By Julia Robins, Staff Writer
“If it weren’t for Sea Grant,” said Skip Stiles of Wetlands Watch, “We’d still be…trying to figure out where to go next.” Speaking on January 29 at the sixth annual Project Participants’ Symposium organized by Virginia Sea Grant (VASG), Stiles was one of four presenters who discussed the challenges of building successful collaborations and shared advice from their experiences.
At last year’s symposium, Stiles led a breakout session that laid the foundation for a resiliency design project. At the time, he already had the project in mind: figuring out how to adapt for sea level rise in Chesterfield Heights, a coastal community in Norfolk, before a storm came in and caused real damage. After the breakout session, Stiles said, “The work in Chesterfield Heights was really framed by the conversations we had here last year.” Now, 20 Hampton University architecture students and 20 Old Dominion University engineering students are working together to develop a resiliency design that works for the community.

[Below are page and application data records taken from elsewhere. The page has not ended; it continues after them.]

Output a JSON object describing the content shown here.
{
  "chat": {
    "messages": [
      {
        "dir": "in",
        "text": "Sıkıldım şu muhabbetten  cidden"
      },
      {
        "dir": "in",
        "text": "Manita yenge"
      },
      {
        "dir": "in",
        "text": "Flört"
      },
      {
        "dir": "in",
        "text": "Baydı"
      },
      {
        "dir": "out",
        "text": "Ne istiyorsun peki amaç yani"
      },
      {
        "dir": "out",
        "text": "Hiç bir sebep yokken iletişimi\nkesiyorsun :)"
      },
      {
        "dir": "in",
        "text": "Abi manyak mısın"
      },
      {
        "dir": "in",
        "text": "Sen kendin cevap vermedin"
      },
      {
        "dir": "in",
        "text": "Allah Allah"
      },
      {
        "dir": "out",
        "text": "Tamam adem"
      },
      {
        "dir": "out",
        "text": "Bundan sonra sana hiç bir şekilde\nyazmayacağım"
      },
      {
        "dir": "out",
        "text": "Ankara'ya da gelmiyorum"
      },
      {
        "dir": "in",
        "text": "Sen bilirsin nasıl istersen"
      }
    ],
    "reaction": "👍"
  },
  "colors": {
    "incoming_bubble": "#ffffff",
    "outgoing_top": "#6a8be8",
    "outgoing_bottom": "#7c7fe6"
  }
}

Stiles’s resiliency project was one of several examples of the importance of collaboration across universities, state agencies, and other organizations that work in coastal and marine Virginia.

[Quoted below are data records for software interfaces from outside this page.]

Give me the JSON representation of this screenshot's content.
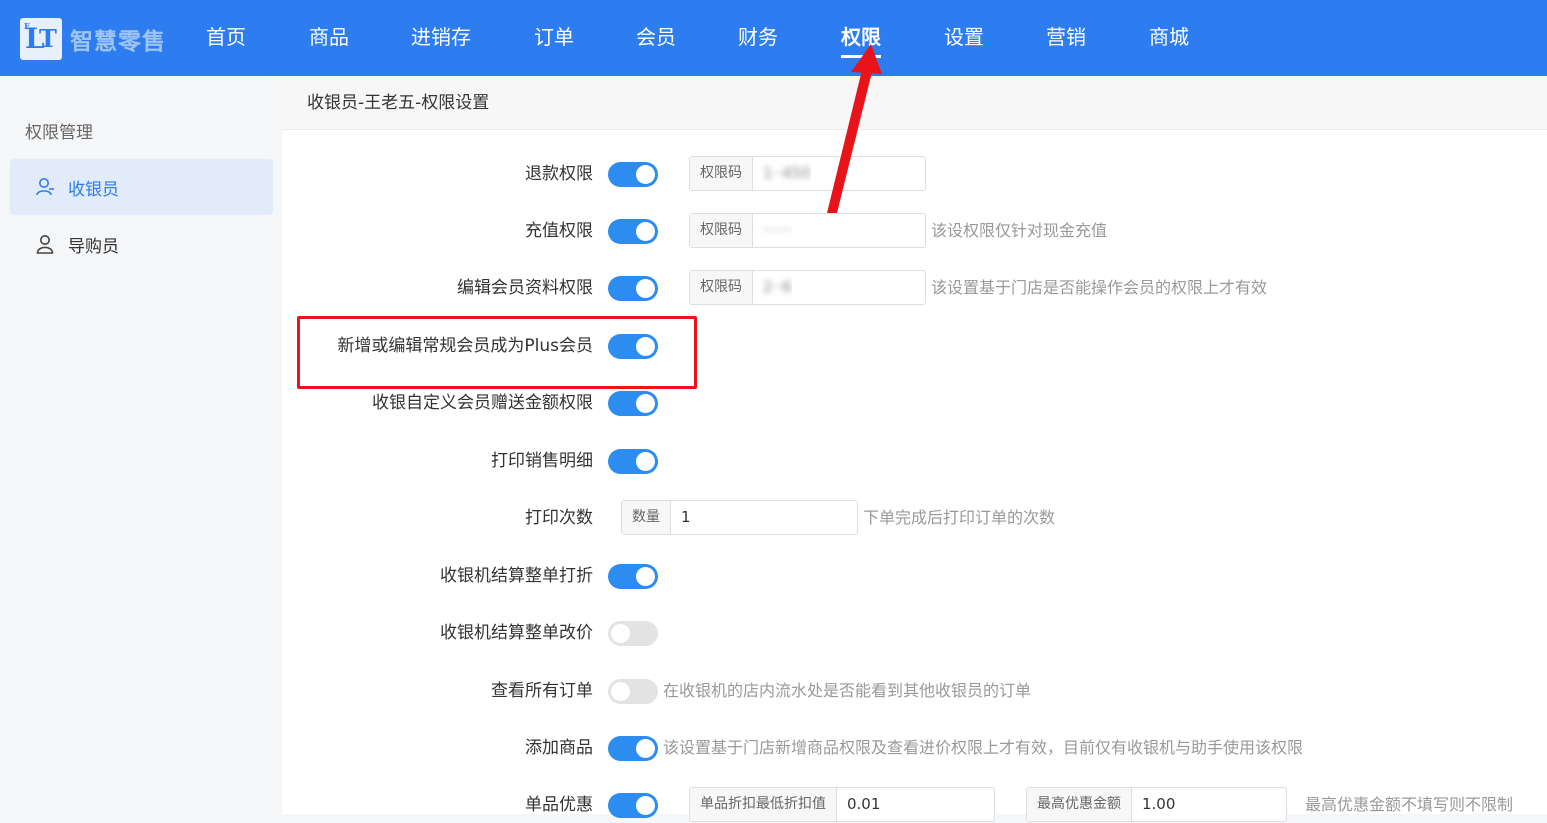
{
  "app": {
    "logo_text": "智慧零售"
  },
  "nav": {
    "items": [
      "首页",
      "商品",
      "进销存",
      "订单",
      "会员",
      "财务",
      "权限",
      "设置",
      "营销",
      "商城"
    ],
    "active": "权限"
  },
  "sidebar": {
    "title": "权限管理",
    "items": [
      {
        "label": "收银员",
        "icon": "user-icon",
        "active": true
      },
      {
        "label": "导购员",
        "icon": "user-icon",
        "active": false
      }
    ]
  },
  "main": {
    "header": "收银员-王老五-权限设置",
    "rows": [
      {
        "label": "退款权限",
        "enabled": true,
        "field_prefix": "权限码",
        "field_value": "1··450",
        "hint": ""
      },
      {
        "label": "充值权限",
        "enabled": true,
        "field_prefix": "权限码",
        "field_value": "······",
        "hint": "该设权限仅针对现金充值"
      },
      {
        "label": "编辑会员资料权限",
        "enabled": true,
        "field_prefix": "权限码",
        "field_value": "2··6",
        "hint": "该设置基于门店是否能操作会员的权限上才有效"
      },
      {
        "label": "新增或编辑常规会员成为Plus会员",
        "enabled": true
      },
      {
        "label": "收银自定义会员赠送金额权限",
        "enabled": true
      },
      {
        "label": "打印销售明细",
        "enabled": true
      },
      {
        "label": "打印次数",
        "field_prefix": "数量",
        "field_value": "1",
        "hint": "下单完成后打印订单的次数"
      },
      {
        "label": "收银机结算整单打折",
        "enabled": true
      },
      {
        "label": "收银机结算整单改价",
        "enabled": false
      },
      {
        "label": "查看所有订单",
        "enabled": false,
        "hint": "在收银机的店内流水处是否能看到其他收银员的订单"
      },
      {
        "label": "添加商品",
        "enabled": true,
        "hint": "该设置基于门店新增商品权限及查看进价权限上才有效，目前仅有收银机与助手使用该权限"
      },
      {
        "label": "单品优惠",
        "enabled": true,
        "field_prefix": "单品折扣最低折扣值",
        "field_value": "0.01",
        "field2_prefix": "最高优惠金额",
        "field2_value": "1.00",
        "hint": "最高优惠金额不填写则不限制"
      }
    ]
  },
  "colors": {
    "primary": "#2d7cf0",
    "switch_on": "#2d8cf0",
    "switch_off": "#e3e3e3",
    "annotation": "#e8141a"
  }
}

“The symposium is one of Virginia Sea Grant’s foremost opportunities for integration and reflection,” says Dr. Troy Hartley, VASG director. “This integration and reflection is where innovation comes from, producing novel solutions to challenging coastal and marine resource issues.”
Other speakers shared advice about collaborating with new partners and discussed the potential challenges of working across multiple disciplines. Some of the takeaways included the need to develop a deep understanding of other disciplines to ensure you’re on the same page with others, and involve end-users in the planning stages before a project begins.

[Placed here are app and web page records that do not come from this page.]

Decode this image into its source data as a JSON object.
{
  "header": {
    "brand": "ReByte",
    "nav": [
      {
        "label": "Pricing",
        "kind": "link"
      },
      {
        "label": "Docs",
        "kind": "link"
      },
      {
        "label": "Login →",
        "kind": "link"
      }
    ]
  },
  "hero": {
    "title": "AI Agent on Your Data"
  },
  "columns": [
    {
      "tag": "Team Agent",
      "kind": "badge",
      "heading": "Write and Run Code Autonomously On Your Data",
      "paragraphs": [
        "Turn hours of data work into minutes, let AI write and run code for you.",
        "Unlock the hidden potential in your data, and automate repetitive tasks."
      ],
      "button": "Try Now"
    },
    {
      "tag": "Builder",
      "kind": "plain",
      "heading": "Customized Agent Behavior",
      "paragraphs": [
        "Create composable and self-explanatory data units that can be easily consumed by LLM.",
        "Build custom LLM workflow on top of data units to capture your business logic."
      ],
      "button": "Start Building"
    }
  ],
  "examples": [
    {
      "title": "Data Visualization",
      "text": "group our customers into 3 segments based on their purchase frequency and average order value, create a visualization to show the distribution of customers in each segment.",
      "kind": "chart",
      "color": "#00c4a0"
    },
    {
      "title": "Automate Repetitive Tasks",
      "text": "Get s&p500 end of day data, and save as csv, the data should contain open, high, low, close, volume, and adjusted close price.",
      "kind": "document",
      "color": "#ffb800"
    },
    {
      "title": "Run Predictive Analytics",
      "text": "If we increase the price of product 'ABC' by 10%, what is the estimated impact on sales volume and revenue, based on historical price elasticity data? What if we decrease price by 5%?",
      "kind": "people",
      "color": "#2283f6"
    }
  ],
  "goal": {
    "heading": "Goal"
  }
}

Making connections early is key, agreed Keith Skiles of the Virginia Department of Health. At last year’s symposium, the Department of Health collaborated with industry, researchers, and others to kick off conversations about harmful algal blooms, the sudden increases in algae that happen in the summer in the Chesapeake Bay. While some blooms produce toxins, many different algae may be involved. Getting specific, timely information to waterman and shellfish farmers has been a challenge.
Connecting with industry members and researchers who had direct experience with the issue “helped to create a more uniform understanding of the problem and what to expect from it,” said Skiles. Skiles added that, although it’s difficult to find time to build and maintain relationships, “it helps to reach out to groups like Virginia Sea Grant to find resources that we didn’t know existed.”